I take advantage of the power of the pocket queries at Geocaching.com, but there are a few
minor annoyances that I find with them and try to cope with the best I can.
The largest problem is that there are way more than 500 waypoints in my
area. I can easily travel 20 miles, and there are 500 within 18 miles of my
home. Also, I like to keep a little page with information about the cache
on my laptop if possible, so I can view the cache info at the cache.
I also believe that having more of a good thing is also good. I download
the caches from Navicache on a weekly
basis and they are also added to my master .gpx file.
I solve these issues by making multiple pocket queries that are sent
automatically to my email account. My Linux server manages the caches and
merges the files together. Old pocket queries get removed automatically, so
I can rename them and make special occasion queries without worry about
filling up my hard drive. Individual HTML files are created for each cache
and Microsoft Streets and Trips CSV files are created (as soon as I get

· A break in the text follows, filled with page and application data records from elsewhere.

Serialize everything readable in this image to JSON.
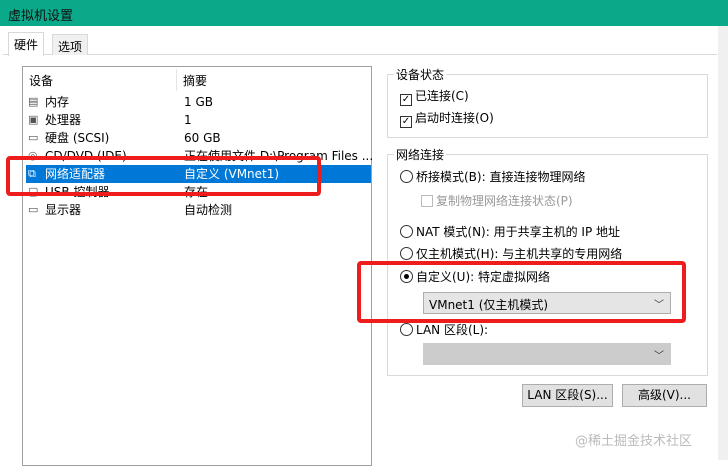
{
  "window": {
    "title": "虚拟机设置"
  },
  "tabs": [
    {
      "label": "硬件"
    },
    {
      "label": "选项"
    }
  ],
  "devices": {
    "headers": [
      "设备",
      "摘要"
    ],
    "rows": [
      {
        "icon": "memory-icon",
        "name": "内存",
        "summary": "1 GB"
      },
      {
        "icon": "cpu-icon",
        "name": "处理器",
        "summary": "1"
      },
      {
        "icon": "disk-icon",
        "name": "硬盘 (SCSI)",
        "summary": "60 GB"
      },
      {
        "icon": "cd-icon",
        "name": "CD/DVD (IDE)",
        "summary": "正在使用文件 D:\\Program Files ..."
      },
      {
        "icon": "network-icon",
        "name": "网络适配器",
        "summary": "自定义 (VMnet1)",
        "selected": true
      },
      {
        "icon": "usb-icon",
        "name": "USB 控制器",
        "summary": "存在"
      },
      {
        "icon": "display-icon",
        "name": "显示器",
        "summary": "自动检测"
      }
    ]
  },
  "device_status": {
    "title": "设备状态",
    "connected": "已连接(C)",
    "connect_on_start": "启动时连接(O)"
  },
  "network": {
    "title": "网络连接",
    "bridged": "桥接模式(B): 直接连接物理网络",
    "replicate": "复制物理网络连接状态(P)",
    "nat": "NAT 模式(N): 用于共享主机的 IP 地址",
    "hostonly": "仅主机模式(H): 与主机共享的专用网络",
    "custom": "自定义(U): 特定虚拟网络",
    "custom_value": "VMnet1 (仅主机模式)",
    "lan": "LAN 区段(L):"
  },
  "buttons": {
    "lan_segments": "LAN 区段(S)...",
    "advanced": "高级(V)..."
  },
  "watermark": "@稀土掘金技术社区",
  "colors": {
    "titlebar": "#0aa98a",
    "selection": "#0078d7",
    "highlight": "#ee1c1c"
  }
}
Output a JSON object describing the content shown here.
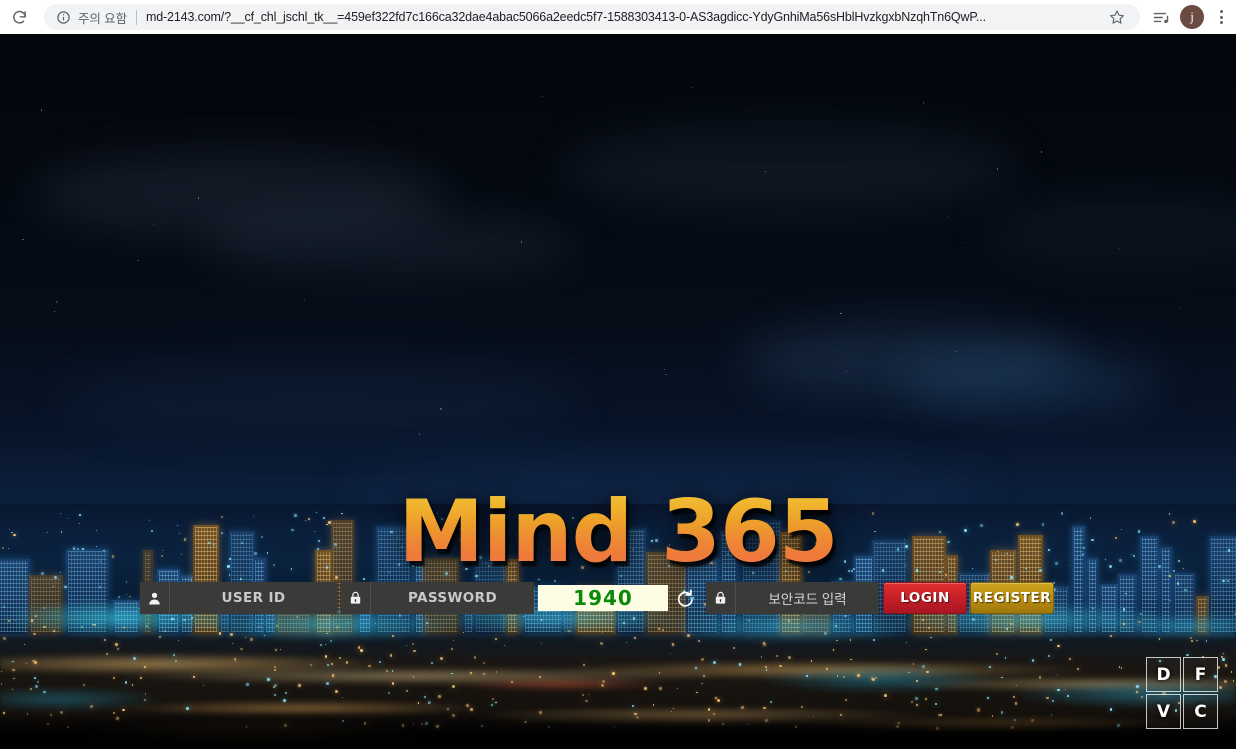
{
  "browser": {
    "reload_icon": "reload-icon",
    "info_icon": "info-circle-icon",
    "security_label": "주의 요함",
    "url": "md-2143.com/?__cf_chl_jschl_tk__=459ef322fd7c166ca32dae4abac5066a2eedc5f7-1588303413-0-AS3agdicc-YdyGnhiMa56sHblHvzkgxbNzqhTn6QwP...",
    "bookmark_icon": "star-icon",
    "media_icon": "playlist-music-icon",
    "avatar_initial": "j",
    "menu_icon": "three-dot-menu-icon"
  },
  "site": {
    "logo_text": "Mind 365",
    "logo_gradient_top": "#f2c23a",
    "logo_gradient_bottom": "#f07a45"
  },
  "form": {
    "userid": {
      "icon": "user-icon",
      "placeholder": "USER ID",
      "value": ""
    },
    "password": {
      "icon": "lock-icon",
      "placeholder": "PASSWORD",
      "value": ""
    },
    "captcha": {
      "code": "1940",
      "text_color": "#0a8a0a",
      "background": "#fdfde3",
      "refresh_icon": "refresh-icon"
    },
    "seccode": {
      "icon": "lock-icon",
      "placeholder": "보안코드 입력",
      "value": ""
    },
    "login_button": {
      "label": "LOGIN",
      "color": "#c51f28"
    },
    "register_button": {
      "label": "REGISTER",
      "color": "#bb8d10"
    },
    "field_background": "#3a3a38"
  },
  "corner_widget": {
    "cells": [
      {
        "label": "D"
      },
      {
        "label": "F"
      },
      {
        "label": "V"
      },
      {
        "label": "C"
      }
    ]
  }
}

DeLorme's software, M$'s garbage product will be removed from my computer).
URLs in the CSV file are altered to point to my local hard drive.
I don't do any extra work besides downloading a .zip file whenever I like
and the points are updated. The HTML files are stripped for size, so you
can make a Plucker file or keep them on your laptop/handheld without much
worry. This whole process is accomplished with a few tools. You will need
procmail, shell access, PHP4 (as a CGI processor), gpsbabel, zip, and some
other standard command-line tools.
- The procmail rules to process only incoming Pocket Queries. Rename to
procmailrc and edit it (if needed) to match your directory structure.
- The shell script that does the processing. Rename to geocache_shell.
Change all references to ~fidian/public_html/geocaching to whatever
directory you want the processing done in.
- The regen script will regenerate all of the cache files. Useful if you
do not want geocache_shell to regenerate the caches automatically and if you
would rather use cron to do it every morning or something. Again, change
directories as appropriate.
- This PHP script will read in a GPX file and write out an individual HTML
file for each waypoint. Rename to gpx2html.php and put into the processing
directory you set in geocache_shell.
- Rename this to navicache and edit it to suit your needs. The script
retrieves caches from navicache and then re-runs geocache_regen. You'll
need to change the paths in this file as well.
When this works, you will see new files in the processing directory. You
should always see the gpx2html.php file. For each pocket query that was
sent to your email account in the last 2 weeks, you will see the .zip file
(from the pocket query), the .gpx file (the data of the .zip), and a .csv
file (M$ S&T). There will be MANY directories that
contain HTML files for each cache, which all get regenerated every time.
Geocaching.gpx is created, containing all points from the other GPX files.
Geocaching.zip has all of the HTML files and the generated CSV file.
Watch out! Known hazards:
- Don't include funky punctuation in your pocket query name. Only
numbers, letters, and spaces are fine.
- Don't name any of your pocket queries Geocaching.
- If you include any caches from navicache, the resulting Geocaching.gpx
file is not able to be read by Watcher, but the
Geocaching.zip file will contain the individual .gpx files that you can load